It seems to me that the conversations we are having now with cooperatives about our project are more detailed and to the point than they were when we arrived. Of course, you will say, because you now know more about what you are doing. But in fact, I haven’t noticed that we present the project in any different manner, but more so that the cooperative members ask much more sophisticated and relevant questions now, as if it’s the fourth time we have been to see them, rather than the first. It’s as if the idea is in the air… Some of the details that have been discussed recently are absolutely key to the success of the work within any of the groups we hope to work with. Our intern Nils is creating a cost analysis template and many of the factors we have been researching for this were brought up in recent meetings, such as ‘how much electricity would the press use?’ ‘what could we sell the product for?’ ‘How long will a ceiling tile last?’ ‘Who would buy it?’. These conversations took place in our meetings today and yesterday in Cooperativa El Alamo and Reciclando Suenos, both very successful and active cooperatives working in the recycling business. Both groups have an incredible spirit and believe strongly that they are providing a service just as the garbage trucks are, so they see no reason why the trucking companies are paid huge sums of money and the cooperatives are paid nothing or small subsidies. Marcelo from Reciclando Suenos had a head on fight with the government about this at the recent conference we attended on recycling.

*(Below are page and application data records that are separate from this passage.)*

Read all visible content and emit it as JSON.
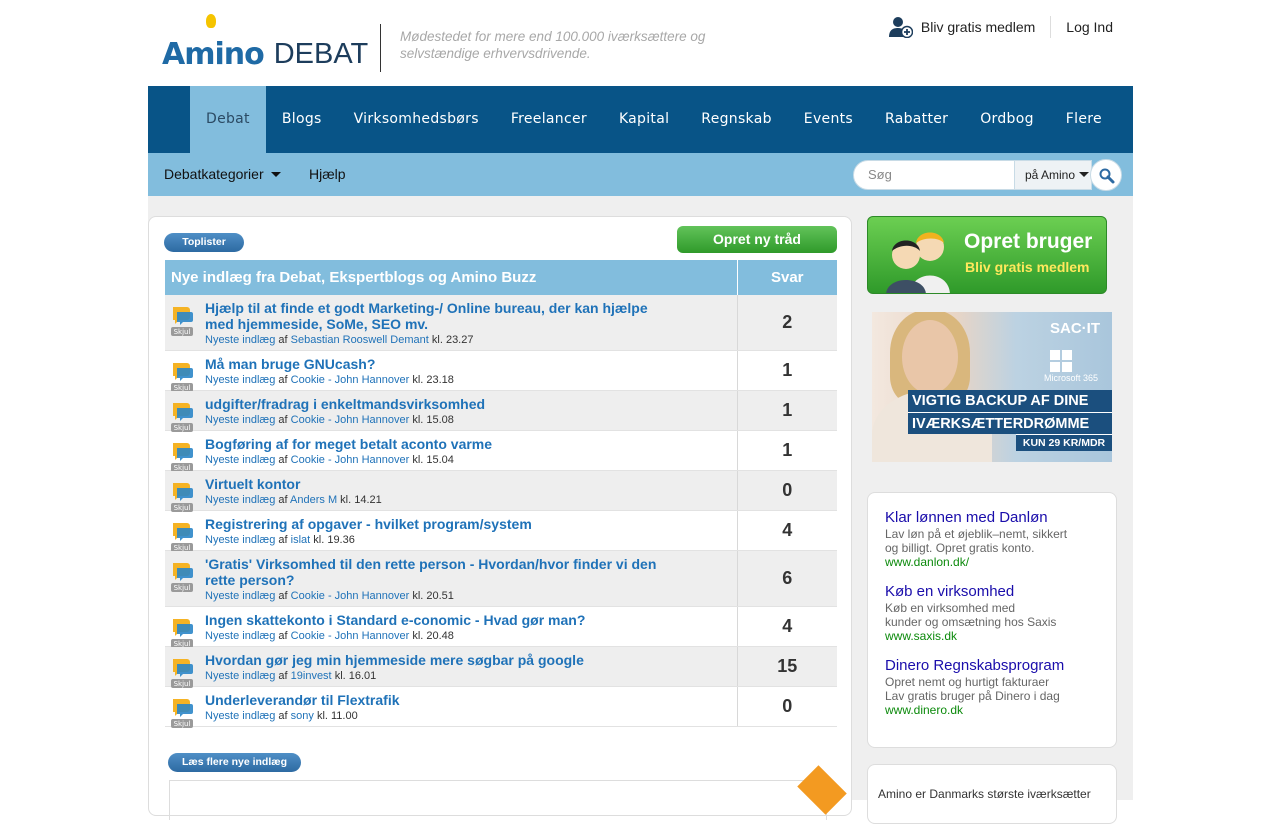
{
  "header": {
    "logo_text": "Amino",
    "section": "DEBAT",
    "tagline": "Mødestedet for mere end 100.000 iværksættere og selvstændige erhvervsdrivende.",
    "signup_label": "Bliv gratis medlem",
    "login_label": "Log Ind"
  },
  "nav": {
    "items": [
      "Debat",
      "Blogs",
      "Virksomhedsbørs",
      "Freelancer",
      "Kapital",
      "Regnskab",
      "Events",
      "Rabatter",
      "Ordbog",
      "Flere"
    ],
    "active": "Debat"
  },
  "subnav": {
    "categories_label": "Debatkategorier",
    "help_label": "Hjælp",
    "search_placeholder": "Søg",
    "search_scope": "på Amino"
  },
  "main": {
    "toplister_label": "Toplister",
    "create_thread_label": "Opret ny tråd",
    "table_header": "Nye indlæg fra Debat, Ekspertblogs og Amino Buzz",
    "replies_header": "Svar",
    "hide_label": "Skjul",
    "newest_label": "Nyeste indlæg",
    "by_label": "af",
    "threads": [
      {
        "title": "Hjælp til at finde et godt Marketing-/ Online bureau, der kan hjælpe med hjemmeside, SoMe, SEO mv.",
        "author": "Sebastian Rooswell Demant",
        "time": "kl. 23.27",
        "replies": "2"
      },
      {
        "title": "Må man bruge GNUcash?",
        "author": "Cookie - John Hannover",
        "time": "kl. 23.18",
        "replies": "1"
      },
      {
        "title": "udgifter/fradrag i enkeltmandsvirksomhed",
        "author": "Cookie - John Hannover",
        "time": "kl. 15.08",
        "replies": "1"
      },
      {
        "title": "Bogføring af for meget betalt aconto varme",
        "author": "Cookie - John Hannover",
        "time": "kl. 15.04",
        "replies": "1"
      },
      {
        "title": "Virtuelt kontor",
        "author": "Anders M",
        "time": "kl. 14.21",
        "replies": "0"
      },
      {
        "title": "Registrering af opgaver - hvilket program/system",
        "author": "islat",
        "time": "kl. 19.36",
        "replies": "4"
      },
      {
        "title": "'Gratis' Virksomhed til den rette person - Hvordan/hvor finder vi den rette person?",
        "author": "Cookie - John Hannover",
        "time": "kl. 20.51",
        "replies": "6"
      },
      {
        "title": "Ingen skattekonto i Standard e-conomic - Hvad gør man?",
        "author": "Cookie - John Hannover",
        "time": "kl. 20.48",
        "replies": "4"
      },
      {
        "title": "Hvordan gør jeg min hjemmeside mere søgbar på google",
        "author": "19invest",
        "time": "kl. 16.01",
        "replies": "15"
      },
      {
        "title": "Underleverandør til Flextrafik",
        "author": "sony",
        "time": "kl. 11.00",
        "replies": "0"
      }
    ],
    "more_label": "Læs flere nye indlæg"
  },
  "sidebar": {
    "promo_title": "Opret bruger",
    "promo_sub": "Bliv gratis medlem",
    "banner": {
      "brand": "SAC·IT",
      "product": "Microsoft 365",
      "line1": "VIGTIG BACKUP AF DINE",
      "line2": "IVÆRKSÆTTERDRØMME",
      "price": "KUN 29 KR/MDR"
    },
    "text_ads": [
      {
        "title": "Klar lønnen med Danløn",
        "desc1": "Lav løn på et øjeblik–nemt, sikkert",
        "desc2": "og billigt. Opret gratis konto.",
        "url": "www.danlon.dk/"
      },
      {
        "title": "Køb en virksomhed",
        "desc1": "Køb en virksomhed med",
        "desc2": "kunder og omsætning hos Saxis",
        "url": "www.saxis.dk"
      },
      {
        "title": "Dinero Regnskabsprogram",
        "desc1": "Opret nemt og hurtigt fakturaer",
        "desc2": "Lav gratis bruger på Dinero i dag",
        "url": "www.dinero.dk"
      }
    ],
    "about_text": "Amino er Danmarks største iværksætter"
  },
  "colors": {
    "nav_bg": "#085487",
    "subnav_bg": "#82bddd",
    "link": "#1f72b8",
    "create_green": "#2f9a2a"
  }
}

Reciclando Suenos is the first coop we have seen which has actually moved on to manufacturing from collecting, sorting and selling. They have an actual product – a painting sponge, the handle and backbone of which is made from recycled plastic. They chop, clean, dry and injection mould the plastic, and then assemble the parts, selling them for 1.10 pesos each to a local wholesaler. We were extremely impressed with their team, who were supported by weekly workshops run by local PhD anthropology students. After a long cold wait in a drafty warehouse full of bags of plastic, we were privileged to experience one of these workshops. It seemed to us to be a cross between a recovered workers assembly (although we have only heard about these) and a cooperative development workshop. Members were asked to discuss certain issues and topics, including a series of case studies, which led onto some incredible discussions such as ‘how should we distribute the benefits gained when someone is given an extra item by the neighbours such as a good pair of socks?’ Sebastian and Maria, who have been working with this cooperative for over three years, facilitated the discussions brilliantly.

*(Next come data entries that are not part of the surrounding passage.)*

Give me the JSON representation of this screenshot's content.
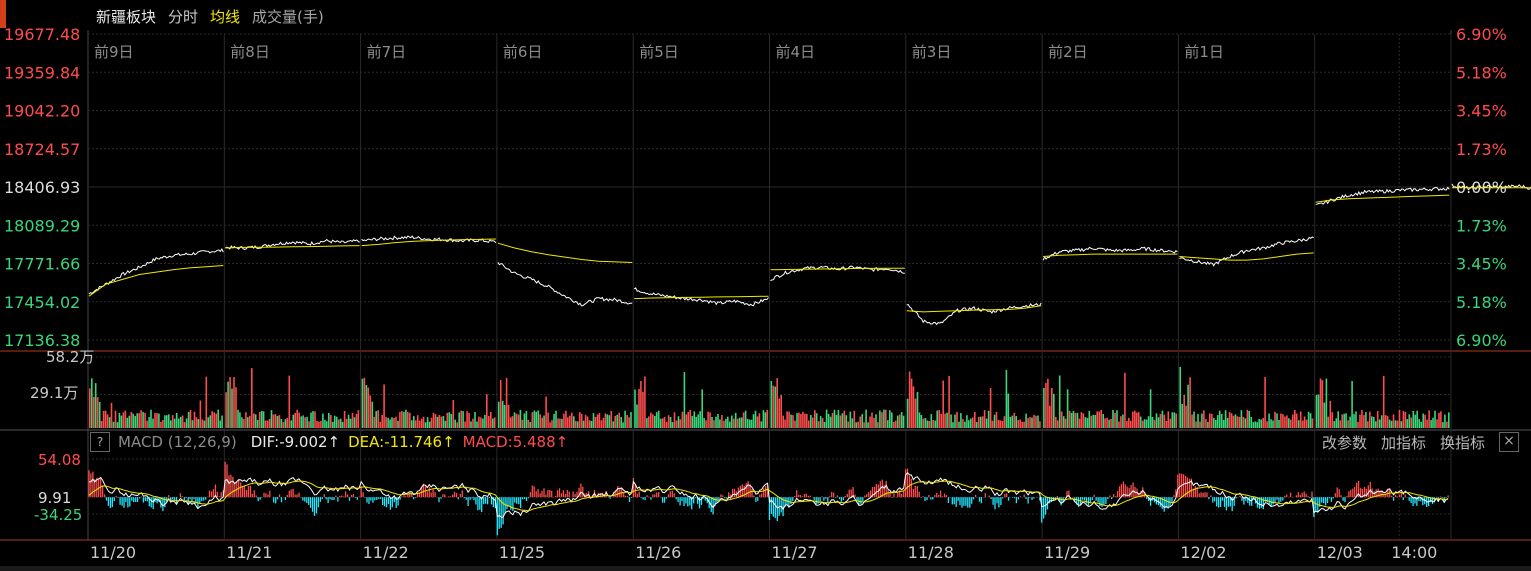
{
  "toolbar": {
    "sector": "新疆板块",
    "intraday": "分时",
    "avg_line": "均线",
    "volume": "成交量(手)"
  },
  "colors": {
    "background": "#000000",
    "grid": "#2a2a2a",
    "price_line": "#ffffff",
    "avg_line": "#f2e800",
    "up": "#ff4c4c",
    "down": "#3ad67a",
    "macd_neg": "#22e8ff"
  },
  "chart_data": [
    {
      "type": "line",
      "title": "",
      "price_ticks": [
        "19677.48",
        "19359.84",
        "19042.20",
        "18724.57",
        "18406.93",
        "18089.29",
        "17771.66",
        "17454.02",
        "17136.38"
      ],
      "pct_ticks": [
        "6.90%",
        "5.18%",
        "3.45%",
        "1.73%",
        "0.00%",
        "1.73%",
        "3.45%",
        "5.18%",
        "6.90%"
      ],
      "ylim": [
        17136.38,
        19677.48
      ],
      "baseline": 18406.93,
      "day_labels": [
        "前9日",
        "前8日",
        "前7日",
        "前6日",
        "前5日",
        "前4日",
        "前3日",
        "前2日",
        "前1日"
      ],
      "date_labels": [
        "11/20",
        "11/21",
        "11/22",
        "11/25",
        "11/26",
        "11/27",
        "11/28",
        "11/29",
        "12/02",
        "12/03",
        "14:00"
      ],
      "series": [
        {
          "values_per_day": [
            [
              17520,
              17600,
              17680,
              17740,
              17810,
              17840,
              17850,
              17870,
              17880
            ],
            [
              17905,
              17900,
              17910,
              17935,
              17950,
              17935,
              17960,
              17945,
              17960
            ],
            [
              17960,
              17975,
              17985,
              17990,
              17975,
              17970,
              17960,
              17965,
              17950
            ],
            [
              17780,
              17690,
              17640,
              17580,
              17500,
              17430,
              17480,
              17470,
              17440
            ],
            [
              17560,
              17520,
              17500,
              17480,
              17470,
              17440,
              17460,
              17430,
              17480
            ],
            [
              17640,
              17700,
              17730,
              17740,
              17725,
              17740,
              17720,
              17730,
              17700
            ],
            [
              17440,
              17290,
              17270,
              17380,
              17400,
              17370,
              17400,
              17420,
              17430
            ],
            [
              17810,
              17870,
              17880,
              17900,
              17880,
              17880,
              17895,
              17880,
              17870
            ],
            [
              17820,
              17790,
              17760,
              17830,
              17880,
              17900,
              17940,
              17960,
              17985
            ],
            [
              18250,
              18300,
              18340,
              18365,
              18370,
              18380,
              18385,
              18390,
              18395
            ],
            [
              18420,
              18395,
              18410,
              18405,
              18415,
              18390,
              18405,
              18430,
              18410
            ]
          ]
        },
        {
          "avg_per_day": [
            [
              17500,
              17600,
              17640,
              17680,
              17700,
              17720,
              17735,
              17745,
              17755
            ],
            [
              17900,
              17905,
              17906,
              17908,
              17910,
              17912,
              17915,
              17918,
              17920
            ],
            [
              17920,
              17930,
              17945,
              17955,
              17962,
              17966,
              17970,
              17972,
              17975
            ],
            [
              17940,
              17900,
              17870,
              17845,
              17825,
              17805,
              17790,
              17785,
              17780
            ],
            [
              17480,
              17485,
              17487,
              17490,
              17492,
              17494,
              17496,
              17498,
              17500
            ],
            [
              17720,
              17722,
              17724,
              17726,
              17728,
              17730,
              17731,
              17732,
              17733
            ],
            [
              17380,
              17370,
              17375,
              17380,
              17385,
              17388,
              17390,
              17400,
              17420
            ],
            [
              17830,
              17840,
              17845,
              17850,
              17850,
              17850,
              17850,
              17850,
              17850
            ],
            [
              17830,
              17820,
              17810,
              17800,
              17800,
              17810,
              17830,
              17850,
              17860
            ],
            [
              18280,
              18300,
              18310,
              18315,
              18320,
              18325,
              18330,
              18335,
              18340
            ],
            [
              18400,
              18400,
              18400,
              18400,
              18400,
              18400,
              18400,
              18400,
              18400
            ]
          ]
        }
      ]
    },
    {
      "type": "bar",
      "title": "",
      "y_ticks": [
        "58.2万",
        "29.1万"
      ],
      "ylim": [
        0,
        582000
      ]
    },
    {
      "type": "line",
      "title": "",
      "y_ticks": [
        "54.08",
        "9.91",
        "-34.25"
      ],
      "ylim": [
        -55,
        60
      ],
      "baseline": 9.91,
      "indicator": "MACD (12,26,9)",
      "dif": "DIF:-9.002",
      "dea": "DEA:-11.746",
      "macd": "MACD:5.488",
      "dif_arrow": "↑",
      "dea_arrow": "↑",
      "macd_arrow": "↑"
    }
  ],
  "macd_panel": {
    "help": "?",
    "name": "MACD (12,26,9)",
    "dif": "DIF:-9.002↑",
    "dea": "DEA:-11.746↑",
    "macd": "MACD:5.488↑",
    "change_params": "改参数",
    "add_indicator": "加指标",
    "switch_indicator": "换指标",
    "close": "×"
  }
}
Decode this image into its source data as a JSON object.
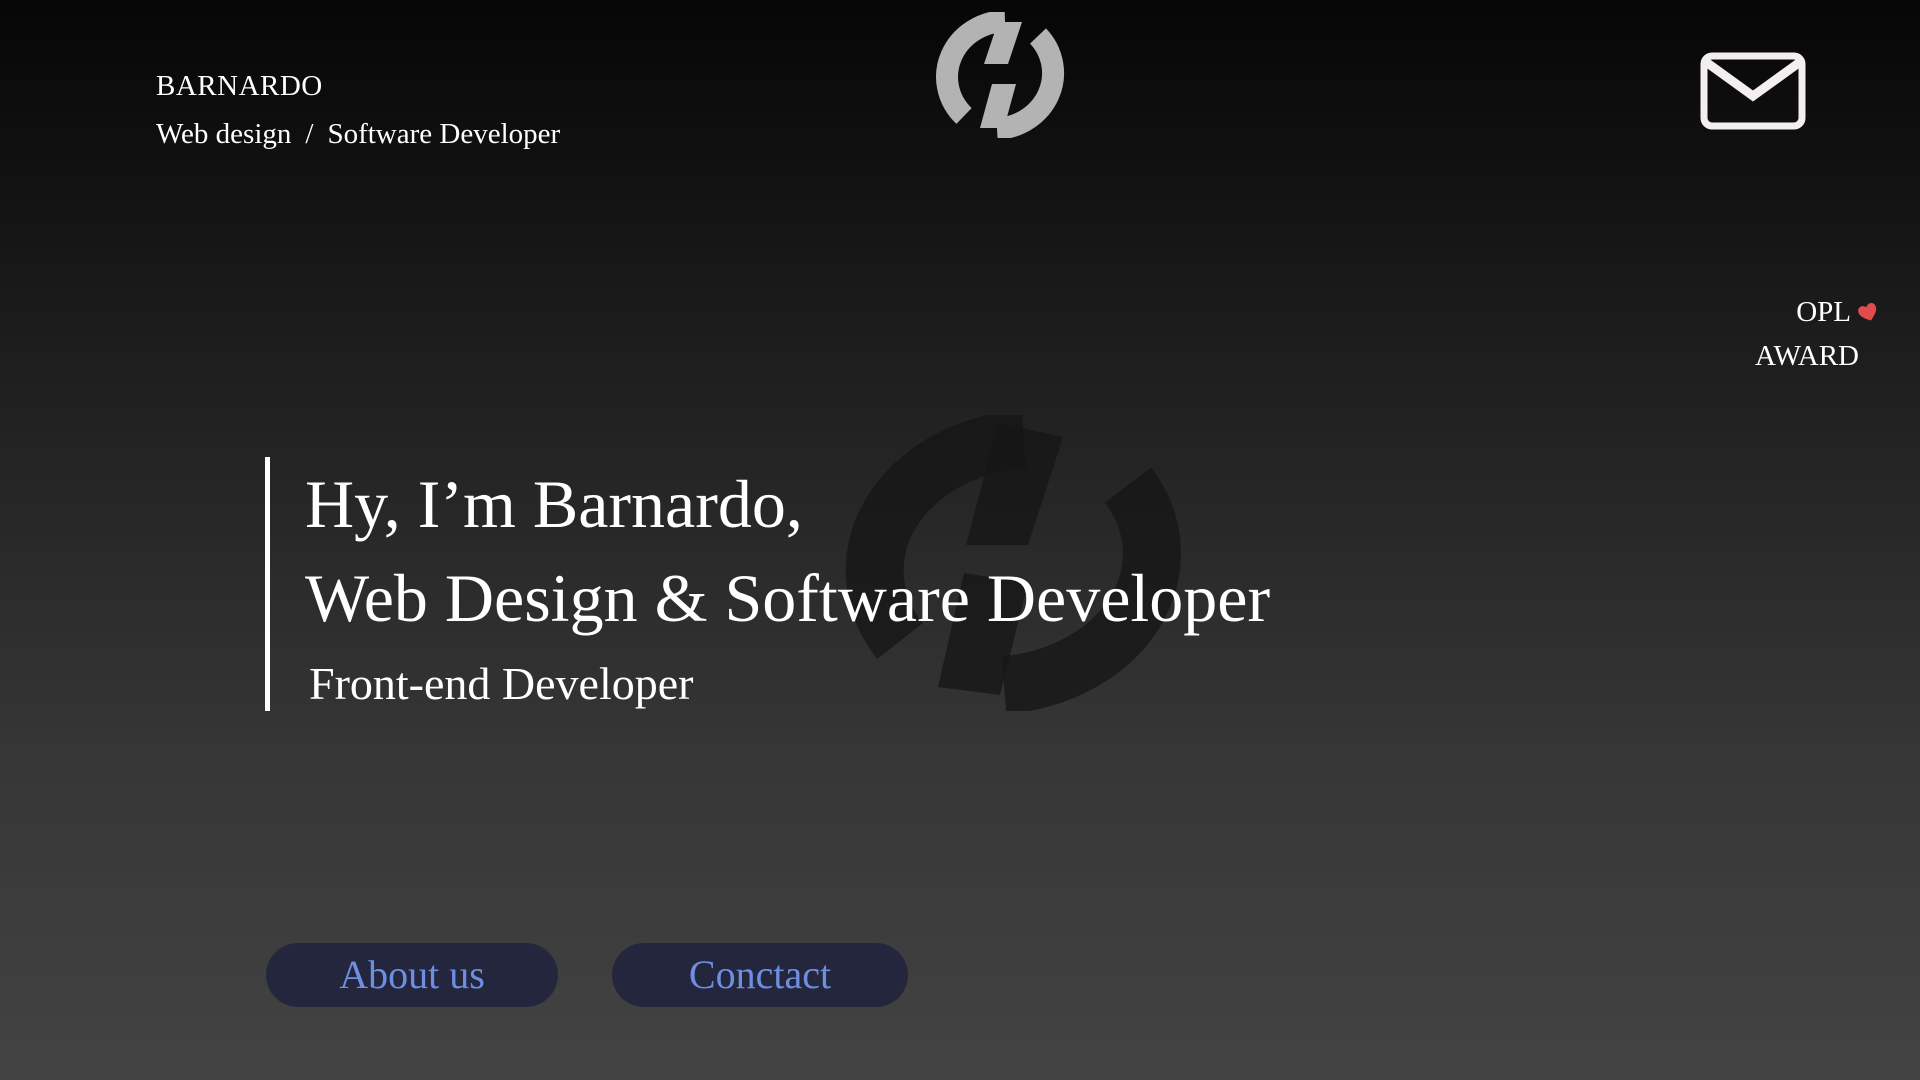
{
  "header": {
    "brand_name": "BARNARDO",
    "role_primary": "Web design",
    "role_separator": "/",
    "role_secondary": "Software Developer",
    "logo_icon": "brand-logo-icon",
    "mail_icon": "mail-icon"
  },
  "award": {
    "line1": "OPL",
    "line2": "AWARD",
    "icon": "heart-icon",
    "icon_color": "#e24b4b"
  },
  "hero": {
    "greeting": "Hy, I’m Barnardo,",
    "title": "Web Design & Software Developer",
    "subtitle": "Front-end Developer"
  },
  "actions": {
    "about_label": "About us",
    "contact_label": "Conctact"
  },
  "colors": {
    "button_bg": "#24263d",
    "button_text": "#6e8fe0",
    "logo_gray": "#b3b3b3"
  }
}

Cooperativa El Alamo is to become one of the city’s Green points. We were shown around the future premises, currently damp and mosquito-ridden, and proudly told which room would be the sorting and which the compressing area. We were introduced to both groups by Gonzalo Roque of Avina foundation who took us to El Alamo today.